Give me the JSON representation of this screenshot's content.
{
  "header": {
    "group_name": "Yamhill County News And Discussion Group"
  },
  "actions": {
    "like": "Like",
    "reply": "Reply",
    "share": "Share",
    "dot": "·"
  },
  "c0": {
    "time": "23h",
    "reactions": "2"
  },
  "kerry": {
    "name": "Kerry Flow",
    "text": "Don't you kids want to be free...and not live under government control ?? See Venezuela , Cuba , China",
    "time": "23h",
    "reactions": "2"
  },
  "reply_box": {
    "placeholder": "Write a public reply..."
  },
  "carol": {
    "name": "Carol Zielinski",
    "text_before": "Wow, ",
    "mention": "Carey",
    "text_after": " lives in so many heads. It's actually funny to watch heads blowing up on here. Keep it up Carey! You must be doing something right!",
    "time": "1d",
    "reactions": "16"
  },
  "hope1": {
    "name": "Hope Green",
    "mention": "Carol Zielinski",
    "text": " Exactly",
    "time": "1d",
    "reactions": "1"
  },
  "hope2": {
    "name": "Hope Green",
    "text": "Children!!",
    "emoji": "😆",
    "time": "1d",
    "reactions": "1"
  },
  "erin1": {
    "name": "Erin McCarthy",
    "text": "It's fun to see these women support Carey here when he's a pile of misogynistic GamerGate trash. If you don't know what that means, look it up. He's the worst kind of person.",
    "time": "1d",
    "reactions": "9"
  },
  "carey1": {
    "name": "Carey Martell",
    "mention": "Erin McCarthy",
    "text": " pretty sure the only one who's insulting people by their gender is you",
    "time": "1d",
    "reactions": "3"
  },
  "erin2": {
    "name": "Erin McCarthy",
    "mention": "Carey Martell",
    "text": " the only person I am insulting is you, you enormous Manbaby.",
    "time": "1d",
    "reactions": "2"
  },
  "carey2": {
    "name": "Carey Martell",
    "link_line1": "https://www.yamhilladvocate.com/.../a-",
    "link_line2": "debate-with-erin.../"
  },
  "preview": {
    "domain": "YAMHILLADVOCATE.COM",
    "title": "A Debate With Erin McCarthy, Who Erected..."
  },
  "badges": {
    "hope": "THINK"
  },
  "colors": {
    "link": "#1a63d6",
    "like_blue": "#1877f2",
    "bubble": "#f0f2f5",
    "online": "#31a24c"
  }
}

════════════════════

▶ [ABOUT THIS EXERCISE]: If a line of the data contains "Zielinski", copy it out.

▶ [PROBLEM SOLUTION]:
    "name": "Carol Zielinski",
    "mention": "Carol Zielinski",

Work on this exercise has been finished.